[Start of Attachment]
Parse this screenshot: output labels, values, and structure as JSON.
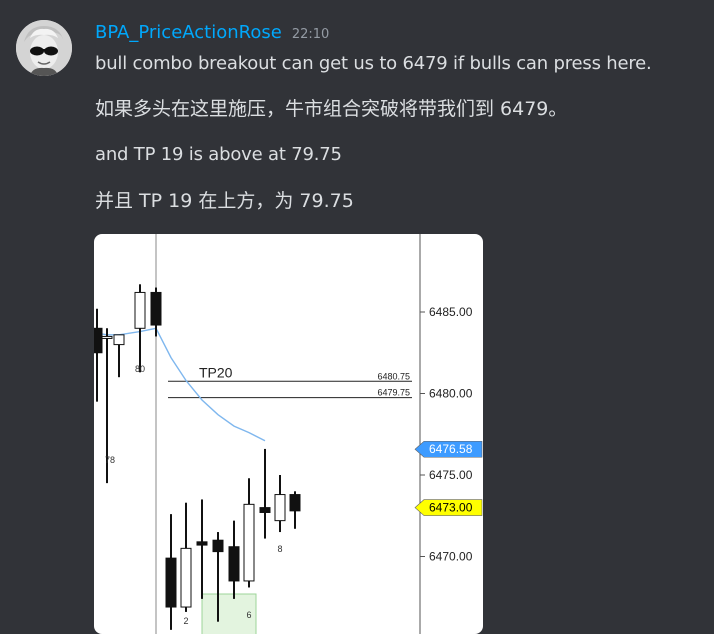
{
  "message": {
    "username": "BPA_PriceActionRose",
    "timestamp": "22:10",
    "lines": [
      "bull combo breakout can get us to 6479 if bulls can press here.",
      "如果多头在这里施压，牛市组合突破将带我们到 6479。",
      "and TP 19 is above at 79.75",
      "并且 TP 19 在上方，为 79.75"
    ]
  },
  "chart_data": {
    "type": "candlestick",
    "price_axis": {
      "ticks": [
        "6485.00",
        "6480.00",
        "6475.00",
        "6470.00"
      ],
      "tick_values": [
        6485,
        6480,
        6475,
        6470
      ],
      "range": [
        6466,
        6490
      ]
    },
    "price_tags": [
      {
        "label": "6476.58",
        "value": 6476.58,
        "color": "#3d9bff",
        "text_color": "#ffffff"
      },
      {
        "label": "6473.00",
        "value": 6473.0,
        "color": "#ffff00",
        "text_color": "#000000"
      }
    ],
    "target_lines": [
      {
        "label": "6480.75",
        "value": 6480.75
      },
      {
        "label": "6479.75",
        "value": 6479.75
      }
    ],
    "target_title": "TP20",
    "bar_labels": [
      "80",
      "78",
      "2",
      "6",
      "8"
    ],
    "ema_color": "#7fb7ee",
    "candles": [
      {
        "o": 6484.0,
        "h": 6485.2,
        "l": 6479.5,
        "c": 6482.5
      },
      {
        "o": 6483.5,
        "h": 6484.0,
        "l": 6474.5,
        "c": 6483.5
      },
      {
        "o": 6483.0,
        "h": 6483.4,
        "l": 6481.0,
        "c": 6483.6
      },
      {
        "o": 6484.0,
        "h": 6486.7,
        "l": 6481.3,
        "c": 6486.2
      },
      {
        "o": 6486.2,
        "h": 6486.5,
        "l": 6483.5,
        "c": 6484.2
      },
      {
        "o": 6469.9,
        "h": 6472.6,
        "l": 6465.5,
        "c": 6466.9
      },
      {
        "o": 6466.9,
        "h": 6473.3,
        "l": 6466.6,
        "c": 6470.5
      },
      {
        "o": 6470.9,
        "h": 6473.5,
        "l": 6467.4,
        "c": 6470.7
      },
      {
        "o": 6471.0,
        "h": 6471.5,
        "l": 6466.0,
        "c": 6470.3
      },
      {
        "o": 6470.6,
        "h": 6472.2,
        "l": 6467.4,
        "c": 6468.5
      },
      {
        "o": 6468.5,
        "h": 6474.8,
        "l": 6468.1,
        "c": 6473.2
      },
      {
        "o": 6473.0,
        "h": 6476.6,
        "l": 6471.1,
        "c": 6472.7
      },
      {
        "o": 6472.2,
        "h": 6475.0,
        "l": 6471.5,
        "c": 6473.8
      },
      {
        "o": 6473.8,
        "h": 6474.0,
        "l": 6471.7,
        "c": 6472.8
      }
    ],
    "ema": [
      6483.7,
      6483.6,
      6483.6,
      6483.8,
      6484.0,
      6482.2,
      6480.8,
      6479.6,
      6478.7,
      6478.0,
      6477.6,
      6477.1
    ]
  }
}
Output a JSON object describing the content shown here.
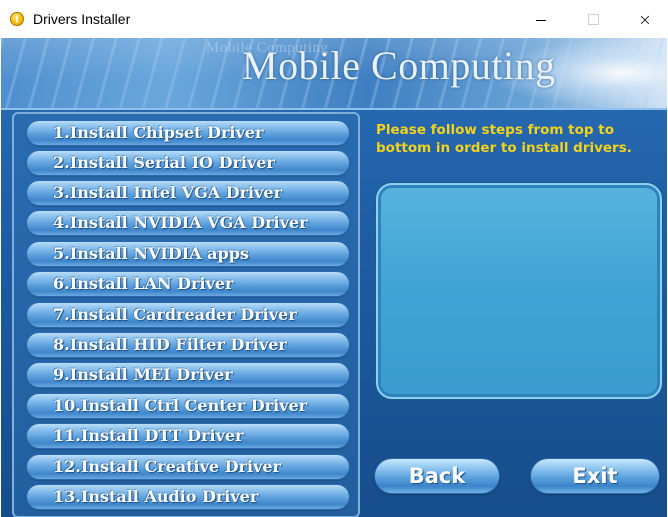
{
  "window": {
    "title": "Drivers Installer",
    "close_glyph": "×"
  },
  "banner": {
    "title": "Mobile Computing",
    "watermark": "Mobile Computing"
  },
  "install_list": [
    {
      "label": "1.Install Chipset Driver"
    },
    {
      "label": "2.Install Serial IO Driver"
    },
    {
      "label": "3.Install Intel VGA Driver"
    },
    {
      "label": "4.Install NVIDIA VGA Driver"
    },
    {
      "label": "5.Install NVIDIA apps"
    },
    {
      "label": "6.Install LAN Driver"
    },
    {
      "label": "7.Install Cardreader Driver"
    },
    {
      "label": "8.Install HID Filter Driver"
    },
    {
      "label": "9.Install MEI Driver"
    },
    {
      "label": "10.Install Ctrl Center Driver"
    },
    {
      "label": "11.Install DTT Driver"
    },
    {
      "label": "12.Install Creative Driver"
    },
    {
      "label": "13.Install Audio Driver"
    }
  ],
  "instructions": "Please follow steps from top to bottom in order to install drivers.",
  "buttons": {
    "back_label": "Back",
    "exit_label": "Exit"
  },
  "colors": {
    "instruction_text": "#f3d21b",
    "panel_blue": "#1f5fa6",
    "button_blue": "#5c9fdb"
  },
  "icons": {
    "app": "app-icon",
    "minimize": "minimize-icon",
    "maximize": "maximize-icon",
    "close": "close-icon"
  }
}
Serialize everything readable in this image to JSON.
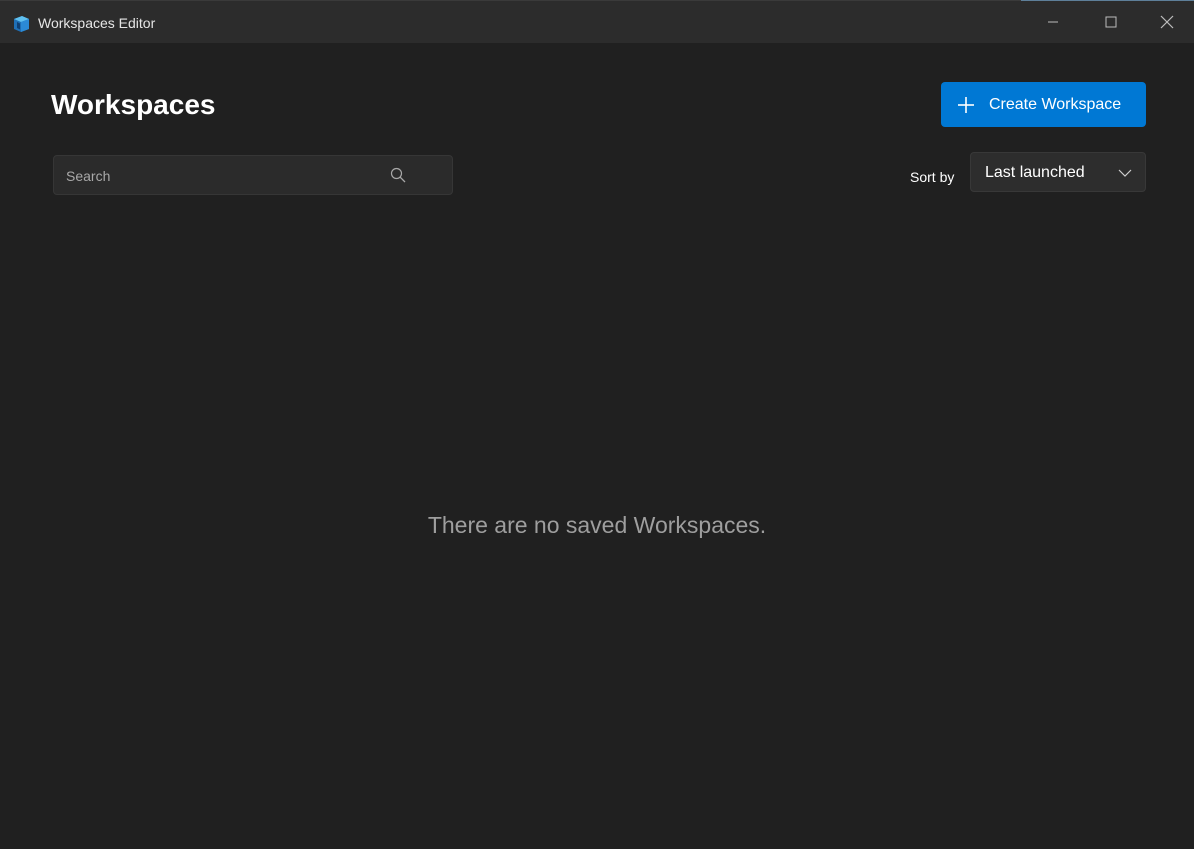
{
  "window": {
    "title": "Workspaces Editor",
    "icon": "workspaces-app-icon",
    "controls": {
      "minimize_icon": "minimize-icon",
      "maximize_icon": "maximize-icon",
      "close_icon": "close-icon"
    }
  },
  "header": {
    "title": "Workspaces",
    "create_button": {
      "label": "Create Workspace",
      "icon": "plus-icon"
    }
  },
  "search": {
    "placeholder": "Search",
    "value": "",
    "icon": "search-icon"
  },
  "sort": {
    "label": "Sort by",
    "selected": "Last launched",
    "icon": "chevron-down-icon"
  },
  "empty_state": {
    "message": "There are no saved Workspaces."
  },
  "colors": {
    "background": "#202020",
    "titlebar": "#2c2c2c",
    "accent": "#0078d4",
    "muted_text": "#9e9e9e"
  }
}
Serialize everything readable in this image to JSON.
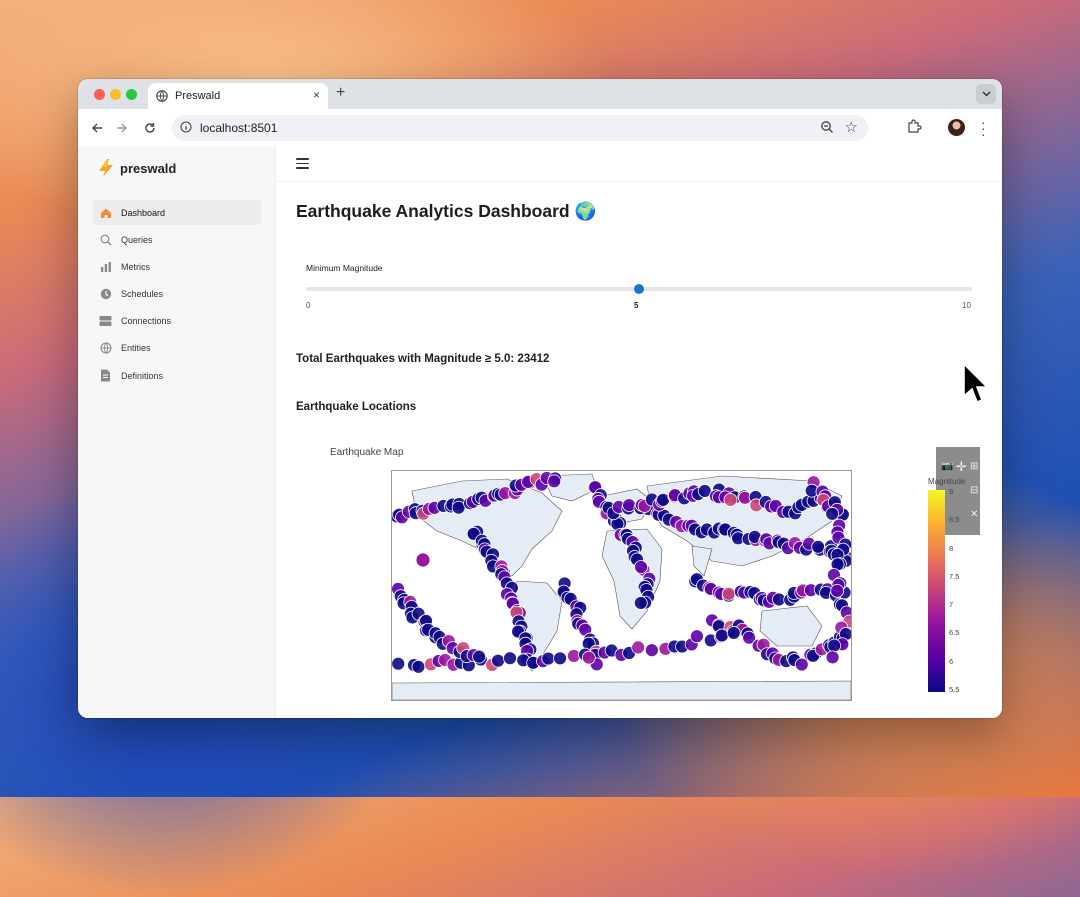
{
  "browser": {
    "tab_title": "Preswald",
    "url": "localhost:8501",
    "new_tab_symbol": "+",
    "tab_close_symbol": "×"
  },
  "sidebar": {
    "brand": "preswald",
    "items": [
      {
        "label": "Dashboard",
        "icon": "home-icon",
        "active": true
      },
      {
        "label": "Queries",
        "icon": "search-icon",
        "active": false
      },
      {
        "label": "Metrics",
        "icon": "bar-chart-icon",
        "active": false
      },
      {
        "label": "Schedules",
        "icon": "clock-icon",
        "active": false
      },
      {
        "label": "Connections",
        "icon": "database-icon",
        "active": false
      },
      {
        "label": "Entities",
        "icon": "globe-icon",
        "active": false
      },
      {
        "label": "Definitions",
        "icon": "document-icon",
        "active": false
      }
    ]
  },
  "main": {
    "title": "Earthquake Analytics Dashboard 🌍",
    "slider": {
      "label": "Minimum Magnitude",
      "min": 0,
      "max": 10,
      "value": 5,
      "min_label": "0",
      "value_label": "5",
      "max_label": "10",
      "accent": "#1f6fd6"
    },
    "total_text": "Total Earthquakes with Magnitude ≥ 5.0: 23412",
    "section_heading": "Earthquake Locations"
  },
  "chart_data": {
    "type": "scatter",
    "title": "Earthquake Map",
    "colorbar_title": "Magnitude",
    "colorbar_range": [
      5.5,
      9
    ],
    "colorbar_ticks": [
      "9",
      "8.5",
      "8",
      "7.5",
      "7",
      "6.5",
      "6",
      "5.5"
    ],
    "colorscale": [
      "#0d0887",
      "#5c01a6",
      "#9c179e",
      "#cc4778",
      "#ed7953",
      "#fdb42f",
      "#f0f921"
    ]
  }
}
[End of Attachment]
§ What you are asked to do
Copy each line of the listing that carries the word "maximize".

§ The completed task
    "maximize": "maximize-icon",
      "maximize_icon": "maximize-icon",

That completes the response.